__Your goal__
Within the listing below, how many lines contain the word "Intel"? Answer with the number only.

——————

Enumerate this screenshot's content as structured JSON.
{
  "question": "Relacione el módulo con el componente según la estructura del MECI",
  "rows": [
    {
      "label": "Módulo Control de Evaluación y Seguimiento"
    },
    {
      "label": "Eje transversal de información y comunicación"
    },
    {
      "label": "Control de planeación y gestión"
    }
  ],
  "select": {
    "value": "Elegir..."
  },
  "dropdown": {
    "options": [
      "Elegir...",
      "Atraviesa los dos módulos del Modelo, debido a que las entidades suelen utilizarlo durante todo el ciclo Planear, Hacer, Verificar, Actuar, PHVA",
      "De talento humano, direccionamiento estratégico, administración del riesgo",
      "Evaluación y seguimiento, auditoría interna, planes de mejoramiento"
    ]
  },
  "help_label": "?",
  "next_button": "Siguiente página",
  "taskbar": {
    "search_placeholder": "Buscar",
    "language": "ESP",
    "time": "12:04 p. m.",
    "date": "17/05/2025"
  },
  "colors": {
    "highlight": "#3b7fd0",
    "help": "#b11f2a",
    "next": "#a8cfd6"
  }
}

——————

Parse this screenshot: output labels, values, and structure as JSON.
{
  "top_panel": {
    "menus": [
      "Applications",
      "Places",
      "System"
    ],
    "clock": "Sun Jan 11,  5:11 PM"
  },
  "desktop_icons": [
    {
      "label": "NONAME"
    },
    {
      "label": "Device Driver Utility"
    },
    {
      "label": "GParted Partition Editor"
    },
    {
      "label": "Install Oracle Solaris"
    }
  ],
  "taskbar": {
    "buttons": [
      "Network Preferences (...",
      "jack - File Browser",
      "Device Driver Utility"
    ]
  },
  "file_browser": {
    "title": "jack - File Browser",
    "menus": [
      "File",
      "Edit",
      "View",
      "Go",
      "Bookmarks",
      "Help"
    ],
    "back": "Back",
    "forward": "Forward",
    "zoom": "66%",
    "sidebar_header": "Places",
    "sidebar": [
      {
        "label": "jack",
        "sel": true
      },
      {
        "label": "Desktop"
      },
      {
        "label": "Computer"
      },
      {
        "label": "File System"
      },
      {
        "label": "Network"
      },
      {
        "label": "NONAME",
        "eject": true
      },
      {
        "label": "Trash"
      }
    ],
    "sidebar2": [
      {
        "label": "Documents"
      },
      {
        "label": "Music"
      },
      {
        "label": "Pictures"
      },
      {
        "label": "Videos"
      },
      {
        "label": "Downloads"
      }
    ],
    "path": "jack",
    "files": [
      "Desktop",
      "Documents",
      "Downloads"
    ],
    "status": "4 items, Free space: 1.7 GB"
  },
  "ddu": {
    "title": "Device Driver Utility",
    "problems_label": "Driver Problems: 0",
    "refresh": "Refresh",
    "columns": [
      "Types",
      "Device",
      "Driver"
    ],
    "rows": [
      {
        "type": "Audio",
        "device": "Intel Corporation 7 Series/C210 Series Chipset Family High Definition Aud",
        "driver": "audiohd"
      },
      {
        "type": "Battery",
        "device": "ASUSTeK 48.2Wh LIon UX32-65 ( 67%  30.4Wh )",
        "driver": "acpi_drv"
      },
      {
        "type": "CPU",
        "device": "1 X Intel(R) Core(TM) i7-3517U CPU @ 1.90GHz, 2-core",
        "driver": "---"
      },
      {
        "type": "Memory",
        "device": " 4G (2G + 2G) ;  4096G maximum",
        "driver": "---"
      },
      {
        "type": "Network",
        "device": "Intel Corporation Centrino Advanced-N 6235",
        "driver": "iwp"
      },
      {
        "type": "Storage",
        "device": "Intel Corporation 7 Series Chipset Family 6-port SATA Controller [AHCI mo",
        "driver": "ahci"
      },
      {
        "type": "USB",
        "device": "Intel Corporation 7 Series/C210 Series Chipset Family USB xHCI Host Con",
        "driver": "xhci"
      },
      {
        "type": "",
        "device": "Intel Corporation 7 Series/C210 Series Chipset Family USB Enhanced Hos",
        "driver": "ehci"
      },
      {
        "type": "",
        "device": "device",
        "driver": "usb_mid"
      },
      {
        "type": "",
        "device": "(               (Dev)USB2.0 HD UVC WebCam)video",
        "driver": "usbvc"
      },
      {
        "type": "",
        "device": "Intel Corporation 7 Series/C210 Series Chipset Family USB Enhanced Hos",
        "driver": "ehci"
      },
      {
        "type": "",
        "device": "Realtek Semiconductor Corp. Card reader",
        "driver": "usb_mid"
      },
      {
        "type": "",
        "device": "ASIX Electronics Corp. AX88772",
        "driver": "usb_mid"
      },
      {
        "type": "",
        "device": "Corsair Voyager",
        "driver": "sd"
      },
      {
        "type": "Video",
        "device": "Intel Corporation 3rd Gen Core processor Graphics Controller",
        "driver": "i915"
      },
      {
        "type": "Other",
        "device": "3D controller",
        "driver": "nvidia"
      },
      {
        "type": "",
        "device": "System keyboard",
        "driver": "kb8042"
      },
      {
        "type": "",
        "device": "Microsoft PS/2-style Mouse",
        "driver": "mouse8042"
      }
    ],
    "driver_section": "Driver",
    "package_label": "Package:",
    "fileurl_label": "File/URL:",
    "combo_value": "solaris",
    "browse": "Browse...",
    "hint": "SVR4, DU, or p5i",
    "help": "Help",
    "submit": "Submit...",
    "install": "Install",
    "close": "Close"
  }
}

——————

__Task result__
8